Today, almost every adult in the country has some assets to pass on after they die – even if it is only the balance in a superannuation account.
Most Australians will have considerable assets when their home, superannuation, insurance and other assets are taken into account. Failure to make appropriate plans, of which preparation of a will is just a part, might not only cause additional heartache for your loved ones, but could see what you have worked hard for in life end up in the wrong hands.
An illustration of the importance of this can be found in the case of an 18-year-old who died without a will. Her superannuation fund paid out an insurance benefit of $50,000 to her estate and, because she had no will, it was divided equally between her parents. Her mother was upset because the girl’s natural father had left when she was only a baby and had no part in her upbringing. Perhaps if the girl had a will, she might have made a different decision.
This can make all the difference
Details to be considered in your will depend on your stage in life, beneficiaries, level of assets and how they are held.
Here are some of the most important considerations when preparing your will:
While you can purchase a blank will form from a newsagent or download one from the internet and write out your own will, it is essential you take professional advice if you want to be sure your beneficiaries receive their entitlements in the most tax-effective manner. Very few people would wish their estate to be squandered in legal fees and taxes after their death.

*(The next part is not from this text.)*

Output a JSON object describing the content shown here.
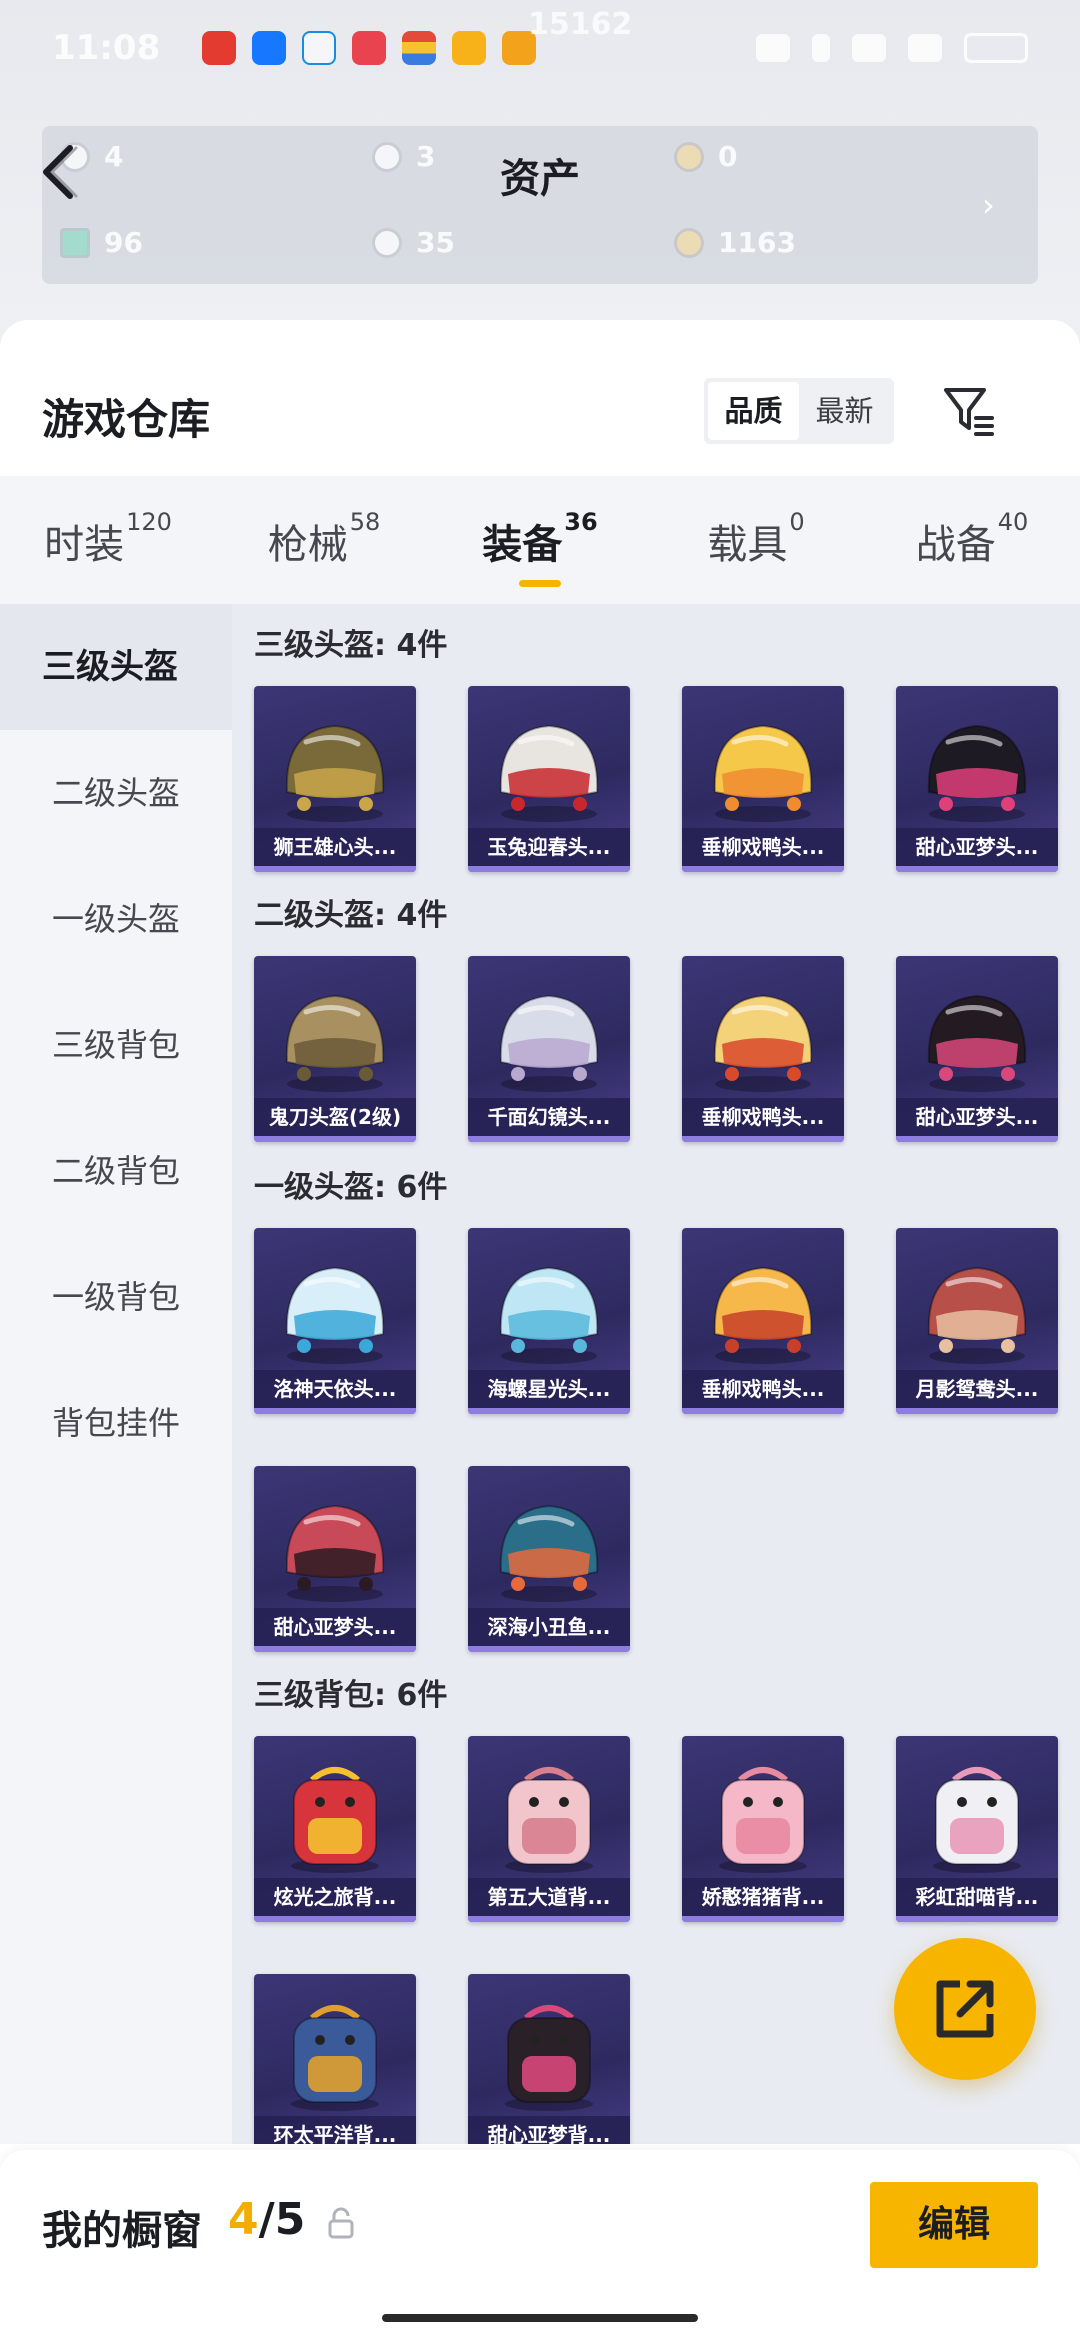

Take the time now to get your affairs in order so that you can later “rest in peace”.